That pedigree is something that seems to have been relegated to a sideshow amongst the circus of controversies surrounding his personal life and career in recent years, some of which appeared to be self-inflicted, others little more than media-generated mischief.
The North Carolina singer-songwriter’s eighth album is stripped of the garage rock heft of his time with The Cardinals, favouring the empty whisky glass ballads and bar stool chords of some of his most memorable material.
Notably, Ashes & Fire arrives after a near-two year hiatus from music, most of which was spent coming to terms with a degenerative inner ear condition called Meniere’s Disease, which affects balance and depth perception. Not that it tells. Dressed with swirling organs, grainy violins and Adams’ reliable knack for a subtle lyric, Ashes & Fire’s acoustic arrangements are as taught and flab-free as you’d come to expect.
It’s a melancholy and emotive record that seldom comes across as insincere, largely because it refrains from delving into “woes-me” self-pity and self-destructive habits that Adams displayed so publicly in several catastrophic mid-noughties interviews - in one such interview, a journalist is moved to describe him as a “petulant child”.
Married to fellow singer-songwriter Mandy Moore and now a father, Adams has long since learned to hold himself with a maturity that befits his near 37 years of age.

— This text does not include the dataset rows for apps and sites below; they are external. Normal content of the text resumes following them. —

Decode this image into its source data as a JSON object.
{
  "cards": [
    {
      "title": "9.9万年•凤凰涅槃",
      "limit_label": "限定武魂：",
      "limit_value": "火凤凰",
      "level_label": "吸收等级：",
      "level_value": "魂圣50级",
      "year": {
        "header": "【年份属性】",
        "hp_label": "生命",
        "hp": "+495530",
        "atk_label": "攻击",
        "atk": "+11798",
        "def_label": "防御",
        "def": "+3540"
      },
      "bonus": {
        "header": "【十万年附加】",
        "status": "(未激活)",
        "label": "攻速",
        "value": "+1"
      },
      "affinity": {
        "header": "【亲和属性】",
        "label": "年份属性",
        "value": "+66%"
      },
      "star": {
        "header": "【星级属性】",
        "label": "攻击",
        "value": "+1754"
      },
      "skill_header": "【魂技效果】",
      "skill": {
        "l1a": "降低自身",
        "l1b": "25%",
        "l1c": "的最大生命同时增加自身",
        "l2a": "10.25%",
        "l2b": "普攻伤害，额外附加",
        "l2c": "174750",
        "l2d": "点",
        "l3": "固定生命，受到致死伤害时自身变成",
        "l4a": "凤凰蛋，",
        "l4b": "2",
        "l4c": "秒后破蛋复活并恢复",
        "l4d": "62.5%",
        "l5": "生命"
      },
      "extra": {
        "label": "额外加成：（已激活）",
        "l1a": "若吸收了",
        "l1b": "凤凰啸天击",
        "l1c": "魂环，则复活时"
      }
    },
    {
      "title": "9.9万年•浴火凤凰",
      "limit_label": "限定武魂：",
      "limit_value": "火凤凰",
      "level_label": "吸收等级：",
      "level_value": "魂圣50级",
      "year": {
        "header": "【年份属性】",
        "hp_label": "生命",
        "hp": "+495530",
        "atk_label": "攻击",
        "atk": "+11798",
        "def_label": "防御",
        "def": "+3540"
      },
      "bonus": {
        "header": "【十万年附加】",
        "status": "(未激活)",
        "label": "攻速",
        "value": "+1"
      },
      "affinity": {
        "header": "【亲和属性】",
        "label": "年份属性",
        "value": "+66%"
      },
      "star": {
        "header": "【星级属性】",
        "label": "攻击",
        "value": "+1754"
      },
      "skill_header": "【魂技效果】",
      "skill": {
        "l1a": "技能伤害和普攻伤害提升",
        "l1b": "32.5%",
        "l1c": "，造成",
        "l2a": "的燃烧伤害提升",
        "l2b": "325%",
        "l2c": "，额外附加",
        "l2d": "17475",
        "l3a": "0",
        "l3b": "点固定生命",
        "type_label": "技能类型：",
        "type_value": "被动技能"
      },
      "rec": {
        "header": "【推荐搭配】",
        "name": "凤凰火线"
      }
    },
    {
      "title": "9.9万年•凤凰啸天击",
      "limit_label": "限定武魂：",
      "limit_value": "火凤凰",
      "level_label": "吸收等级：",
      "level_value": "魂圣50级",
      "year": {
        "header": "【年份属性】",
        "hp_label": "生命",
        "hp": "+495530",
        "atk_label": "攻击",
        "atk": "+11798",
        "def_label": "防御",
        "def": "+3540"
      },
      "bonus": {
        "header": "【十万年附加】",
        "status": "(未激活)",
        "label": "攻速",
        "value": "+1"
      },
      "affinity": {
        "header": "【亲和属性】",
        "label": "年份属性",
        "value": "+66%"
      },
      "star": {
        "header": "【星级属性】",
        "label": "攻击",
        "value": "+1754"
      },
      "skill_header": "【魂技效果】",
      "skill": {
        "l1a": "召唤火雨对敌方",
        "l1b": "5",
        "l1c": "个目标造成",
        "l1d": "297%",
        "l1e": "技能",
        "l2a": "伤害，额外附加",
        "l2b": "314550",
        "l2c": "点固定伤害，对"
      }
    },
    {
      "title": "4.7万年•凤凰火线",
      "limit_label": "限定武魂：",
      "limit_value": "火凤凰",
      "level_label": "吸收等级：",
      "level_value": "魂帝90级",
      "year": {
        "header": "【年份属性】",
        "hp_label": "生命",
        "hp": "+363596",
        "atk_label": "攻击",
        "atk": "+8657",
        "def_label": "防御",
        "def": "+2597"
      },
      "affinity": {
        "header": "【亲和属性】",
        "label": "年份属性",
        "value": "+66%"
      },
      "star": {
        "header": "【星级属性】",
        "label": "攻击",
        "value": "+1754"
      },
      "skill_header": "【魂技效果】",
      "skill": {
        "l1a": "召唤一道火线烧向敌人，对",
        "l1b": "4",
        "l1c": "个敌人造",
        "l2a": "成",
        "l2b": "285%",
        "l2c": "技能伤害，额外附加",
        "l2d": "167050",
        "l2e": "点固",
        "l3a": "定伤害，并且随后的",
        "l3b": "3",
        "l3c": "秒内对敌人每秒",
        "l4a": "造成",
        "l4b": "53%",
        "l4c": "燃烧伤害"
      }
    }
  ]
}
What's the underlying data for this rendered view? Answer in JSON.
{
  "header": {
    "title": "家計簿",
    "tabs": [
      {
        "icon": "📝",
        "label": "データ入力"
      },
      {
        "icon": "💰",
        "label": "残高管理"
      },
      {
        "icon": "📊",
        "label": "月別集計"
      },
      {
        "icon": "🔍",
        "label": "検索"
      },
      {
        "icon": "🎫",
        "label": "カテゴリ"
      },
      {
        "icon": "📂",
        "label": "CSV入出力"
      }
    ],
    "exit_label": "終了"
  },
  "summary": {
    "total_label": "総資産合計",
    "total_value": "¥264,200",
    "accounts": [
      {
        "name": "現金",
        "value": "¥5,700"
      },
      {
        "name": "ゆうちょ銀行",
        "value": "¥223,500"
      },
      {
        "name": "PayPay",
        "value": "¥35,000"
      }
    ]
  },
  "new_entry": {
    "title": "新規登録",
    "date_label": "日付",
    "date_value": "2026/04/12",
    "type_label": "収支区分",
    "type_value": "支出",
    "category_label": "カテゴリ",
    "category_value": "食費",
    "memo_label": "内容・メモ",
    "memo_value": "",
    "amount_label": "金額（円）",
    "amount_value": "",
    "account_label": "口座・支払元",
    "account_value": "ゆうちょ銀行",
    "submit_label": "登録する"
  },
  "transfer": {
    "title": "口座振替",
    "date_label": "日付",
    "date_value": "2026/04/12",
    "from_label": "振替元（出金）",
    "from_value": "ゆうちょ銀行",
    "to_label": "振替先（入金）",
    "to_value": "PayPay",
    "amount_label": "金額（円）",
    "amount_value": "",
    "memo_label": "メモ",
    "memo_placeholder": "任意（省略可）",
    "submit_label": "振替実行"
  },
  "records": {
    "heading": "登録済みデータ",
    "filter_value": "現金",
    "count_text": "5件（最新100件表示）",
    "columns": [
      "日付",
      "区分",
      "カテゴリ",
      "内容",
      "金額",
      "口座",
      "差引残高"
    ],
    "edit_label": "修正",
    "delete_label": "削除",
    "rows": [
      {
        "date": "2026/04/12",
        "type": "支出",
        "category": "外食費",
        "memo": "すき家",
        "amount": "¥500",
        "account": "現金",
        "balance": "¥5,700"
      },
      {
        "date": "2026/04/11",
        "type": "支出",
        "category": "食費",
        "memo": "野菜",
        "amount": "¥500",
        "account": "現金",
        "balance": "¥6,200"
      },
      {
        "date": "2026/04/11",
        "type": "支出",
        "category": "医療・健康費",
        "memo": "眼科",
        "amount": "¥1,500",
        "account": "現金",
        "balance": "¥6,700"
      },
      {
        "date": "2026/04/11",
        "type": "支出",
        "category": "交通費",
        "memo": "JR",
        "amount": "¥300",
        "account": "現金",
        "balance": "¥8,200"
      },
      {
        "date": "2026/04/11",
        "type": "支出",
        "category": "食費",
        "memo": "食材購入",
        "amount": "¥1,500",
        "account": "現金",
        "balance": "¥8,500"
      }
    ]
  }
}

If his discography offers any sort of a document as to his state of mind, it seems that Ashes & Fire finds the former enfant terrible in a far better place.
Ryan Adams, Festival Theatre, Nicolson Street, Sunday, 7.30pm, £25-27.50, 0131 529 6000